The Ballad of Lefty Brown starts from an interesting place. Writer/director Jared Moshe was curious about the bumbling sidekick in John Wayne movies, the guy who functioned as comic relief. That archetypal character could not do anything right, so why did someone like John Wayne choose to have a bumbling guy like that as the one watching his back?
Lefty Brown is one such bumbler. Played by Bill Pullman, we join Lefty late in life, near the end of a lifetime of sidekicking for a Montana rancher who has just been elected to the U.S. Senate. Lefty would be at a loss anyway due to his mainkick, but things are made much, much worse when the rancher is ambushed and murdered by a cattle rustler that he and Lefty were tracking.
Pullman is very believable as Lefty, a sad-sack who believes he contributed to, or at least could have done something to prevent, the death of his idol and only friend. Other characters, including many familiar faces, come and go but serve mainly to advance the story. Unfortunately, we don’t get to know them as much as I would have liked, but this is Lefty’s story for once so it would be cruel to complain that he got too much screen time!

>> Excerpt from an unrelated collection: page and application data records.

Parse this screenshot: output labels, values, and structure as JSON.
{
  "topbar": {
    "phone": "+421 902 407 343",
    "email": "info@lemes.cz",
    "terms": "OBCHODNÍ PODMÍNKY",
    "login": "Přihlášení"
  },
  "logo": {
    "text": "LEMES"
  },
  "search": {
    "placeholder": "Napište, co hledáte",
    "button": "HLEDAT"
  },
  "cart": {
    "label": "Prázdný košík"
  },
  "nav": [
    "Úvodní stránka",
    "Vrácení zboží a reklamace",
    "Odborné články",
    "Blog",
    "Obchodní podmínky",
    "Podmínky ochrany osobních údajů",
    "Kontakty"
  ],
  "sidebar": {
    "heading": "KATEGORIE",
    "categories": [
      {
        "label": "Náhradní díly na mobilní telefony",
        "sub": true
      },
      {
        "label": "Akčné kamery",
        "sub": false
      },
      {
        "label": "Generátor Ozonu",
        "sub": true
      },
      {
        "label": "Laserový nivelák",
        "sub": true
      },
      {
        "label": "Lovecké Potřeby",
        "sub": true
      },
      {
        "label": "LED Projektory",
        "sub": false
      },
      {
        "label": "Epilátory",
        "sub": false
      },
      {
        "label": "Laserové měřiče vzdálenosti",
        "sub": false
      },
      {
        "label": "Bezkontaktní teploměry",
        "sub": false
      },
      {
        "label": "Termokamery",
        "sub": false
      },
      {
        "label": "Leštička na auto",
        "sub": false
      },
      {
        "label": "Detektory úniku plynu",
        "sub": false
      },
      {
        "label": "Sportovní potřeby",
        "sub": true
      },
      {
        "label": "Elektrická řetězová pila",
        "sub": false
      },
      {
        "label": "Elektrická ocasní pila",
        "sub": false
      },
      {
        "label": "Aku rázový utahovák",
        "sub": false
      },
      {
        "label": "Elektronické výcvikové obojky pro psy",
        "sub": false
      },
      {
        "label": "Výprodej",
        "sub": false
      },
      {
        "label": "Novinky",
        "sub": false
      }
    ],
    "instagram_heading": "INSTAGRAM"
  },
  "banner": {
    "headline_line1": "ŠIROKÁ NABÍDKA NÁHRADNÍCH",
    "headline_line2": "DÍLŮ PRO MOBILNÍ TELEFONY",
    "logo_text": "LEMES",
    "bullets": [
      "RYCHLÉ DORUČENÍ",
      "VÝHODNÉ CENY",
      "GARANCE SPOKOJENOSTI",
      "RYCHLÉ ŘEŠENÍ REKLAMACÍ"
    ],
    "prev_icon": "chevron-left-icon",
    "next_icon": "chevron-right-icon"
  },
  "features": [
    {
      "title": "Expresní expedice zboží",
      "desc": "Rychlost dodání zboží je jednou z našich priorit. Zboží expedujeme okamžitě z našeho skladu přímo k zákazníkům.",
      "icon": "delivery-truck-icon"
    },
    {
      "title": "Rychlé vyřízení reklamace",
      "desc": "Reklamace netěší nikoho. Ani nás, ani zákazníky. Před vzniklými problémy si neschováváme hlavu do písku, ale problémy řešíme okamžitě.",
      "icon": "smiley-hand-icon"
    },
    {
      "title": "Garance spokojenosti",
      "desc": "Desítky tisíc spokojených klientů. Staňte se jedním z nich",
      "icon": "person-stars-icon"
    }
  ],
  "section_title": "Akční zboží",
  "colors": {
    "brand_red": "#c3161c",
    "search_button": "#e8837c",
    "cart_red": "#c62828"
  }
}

The landscape is beautifully shot, and the cinematography really emphasizes Lefty’s isolation. He’s literally in the middle of nowhere for most of this movie, and even when he’s accompanied by others that feeling of isolation remains.
Because of the rancher’s death, Lefty has to assume the leadership role, and as we spend time with Lefty we get to learn why the rancher was willing to place so much trust in Lefty. It’s an enjoyable journey even though, paradoxically, the movie plays out like a typical western because the rancher’s death makes Lefty the lead with a sidekick of his own. But I like to think that the rancher knew all along what our stand-in hero Lefty was truly made of.
If, like me, you’re intrigued by the concept and are in Austin TX this week then you have one more chance to see The Ballad of Lefty Brown at SXSW, on March 15 at 2 p.m.